Thanks to the efforts of its Al Qassam Brigades fighter, “we discovered the first dolphin used by the enemy to chase down our marine forces in the depths of the sea,” the spokesman said.
Hamas claimed in 2015 to have captured an Israeli-trained dolphin it said was spotted making "suspicious movements” off the Gaza coast.
The video contained images of a harness it said had been taken from the dolphin, featuring what appeared to be a harpoon that could have been mounted to the creature’s nose.
Stories of armed dolphins patrolling the waters off Gaza may sound like something in a spy novel, but could Israel really use animals as part of its naval operations?
Experts told The National the truth could be stranger than fiction.
Naval analyst and author HI Sutton said that though contact between Hamas frogmen and dolphins cannot be confirmed, “it is plausible that Israel has a navy dolphin programme”.
The animals “would likely be used to protect key sites from saboteurs and enemy divers,” he said.
Pressing marine mammals such as dolphins into military service is not without precedent.
“The US, Russia and possibly North Korea also have marine mammal programmes,” he said.
“Russia is believed to have deployed some trained dolphins to Tartus, Syria, in 2018. Their role would have been counter-diver operations.

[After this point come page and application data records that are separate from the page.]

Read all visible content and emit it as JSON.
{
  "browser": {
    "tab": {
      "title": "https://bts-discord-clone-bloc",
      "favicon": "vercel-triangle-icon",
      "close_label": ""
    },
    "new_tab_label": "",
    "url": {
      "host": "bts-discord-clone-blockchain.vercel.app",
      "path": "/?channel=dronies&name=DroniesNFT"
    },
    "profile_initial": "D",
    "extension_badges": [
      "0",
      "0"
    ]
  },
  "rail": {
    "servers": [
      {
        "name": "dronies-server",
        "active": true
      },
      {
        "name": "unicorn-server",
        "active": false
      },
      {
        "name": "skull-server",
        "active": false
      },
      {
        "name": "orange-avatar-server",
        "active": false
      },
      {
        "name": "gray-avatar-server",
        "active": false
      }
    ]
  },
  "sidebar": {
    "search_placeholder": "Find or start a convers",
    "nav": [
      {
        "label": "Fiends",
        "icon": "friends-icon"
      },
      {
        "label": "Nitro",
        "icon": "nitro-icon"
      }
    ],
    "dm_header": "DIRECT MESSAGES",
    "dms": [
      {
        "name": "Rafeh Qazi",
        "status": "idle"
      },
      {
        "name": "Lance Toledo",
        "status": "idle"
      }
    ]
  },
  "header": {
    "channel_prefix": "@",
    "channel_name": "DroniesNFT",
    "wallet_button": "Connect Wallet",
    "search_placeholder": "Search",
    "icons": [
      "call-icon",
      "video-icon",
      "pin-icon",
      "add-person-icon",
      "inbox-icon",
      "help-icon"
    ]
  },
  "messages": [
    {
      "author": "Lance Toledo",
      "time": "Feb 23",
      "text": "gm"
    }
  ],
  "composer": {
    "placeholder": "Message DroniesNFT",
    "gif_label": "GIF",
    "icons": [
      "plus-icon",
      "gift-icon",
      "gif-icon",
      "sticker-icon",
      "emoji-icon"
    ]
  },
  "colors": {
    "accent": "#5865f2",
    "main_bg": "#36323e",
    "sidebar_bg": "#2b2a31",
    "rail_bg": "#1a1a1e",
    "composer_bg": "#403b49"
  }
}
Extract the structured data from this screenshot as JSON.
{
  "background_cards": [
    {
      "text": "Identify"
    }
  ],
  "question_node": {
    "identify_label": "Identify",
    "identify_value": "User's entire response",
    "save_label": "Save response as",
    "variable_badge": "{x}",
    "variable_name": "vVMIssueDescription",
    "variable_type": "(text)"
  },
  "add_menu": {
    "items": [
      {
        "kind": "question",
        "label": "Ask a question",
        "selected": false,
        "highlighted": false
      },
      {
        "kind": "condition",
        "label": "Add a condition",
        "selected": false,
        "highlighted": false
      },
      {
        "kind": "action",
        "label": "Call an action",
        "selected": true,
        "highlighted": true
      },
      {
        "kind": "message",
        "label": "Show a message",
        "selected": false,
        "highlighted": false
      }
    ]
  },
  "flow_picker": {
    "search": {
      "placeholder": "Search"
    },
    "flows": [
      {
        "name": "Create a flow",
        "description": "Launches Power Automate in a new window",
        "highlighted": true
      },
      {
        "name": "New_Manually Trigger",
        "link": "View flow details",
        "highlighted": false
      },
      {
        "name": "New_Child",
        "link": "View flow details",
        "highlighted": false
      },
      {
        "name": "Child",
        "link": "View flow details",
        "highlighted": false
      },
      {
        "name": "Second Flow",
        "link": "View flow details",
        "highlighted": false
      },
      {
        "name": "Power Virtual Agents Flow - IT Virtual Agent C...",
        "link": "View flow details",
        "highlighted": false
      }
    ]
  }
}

It is unlikely that Hamas divers would have encountered these though.
Hamas and Israeli naval drones
Whether or not Israel’s navy has a marine mammal program, the Israeli navy has taken an interest in unconventional underwater surveillance and sabotage, a departure from manned submarines.
Unmanned systems such as the secretive Caesaron submarine, are likely designed for sea mine clearance and reconnaissance, according to analysis by Mr Sutton.
Such vessels could detect infiltrating Al Qassam Brigades commandos, along with sonar systems being developed by the Israelis such as Aquashield, which is also designed to detect divers.
In 2014, five Hamas frogmen were killed on Zikim Beach, near the border with Gaza, during an attempt to attack an Israeli military base.
Another reason for Israel’s unconventional sea operations is Hamas’ increasing use of its own underwater systems, although little is widely known about such programmes.
In May 2018, the Israeli army said it had bombed a site for “advanced maritime weaponry capable of naval infiltration and carrying out terror attacks by Hamas naval forces”.
Last May, during the most recent Hamas-Israel conflict, the Israeli military said it had killed Hamas operatives who had tried to launch an underwater drone from the shore.
The Israeli military has also said it is monitoring the possibility that Hamas has developed semi-submersible boats known as Gliders, which have a barely visible profile in the water, similar to ‘narco subs’ used by drug smugglers.
“In the May conflict, the IDF said it destroyed at least one autonomous submarine that tried to attack an Israeli naval assets,” said Joe Truzman, an analyst at the Foundation for Defence of Democracies, a US think tank.
“It’s reasonable to believe the team operating the submarine, who were also killed in the strike, could have been three Hamas naval commandos killed during the war.”
Mr Truzman said Hamas has not yet acknowledged having underwater drones, but such an admission could be forthcoming in light of the group’s first acknowledged use of loitering munitions, or “kamikaze drones”, in March.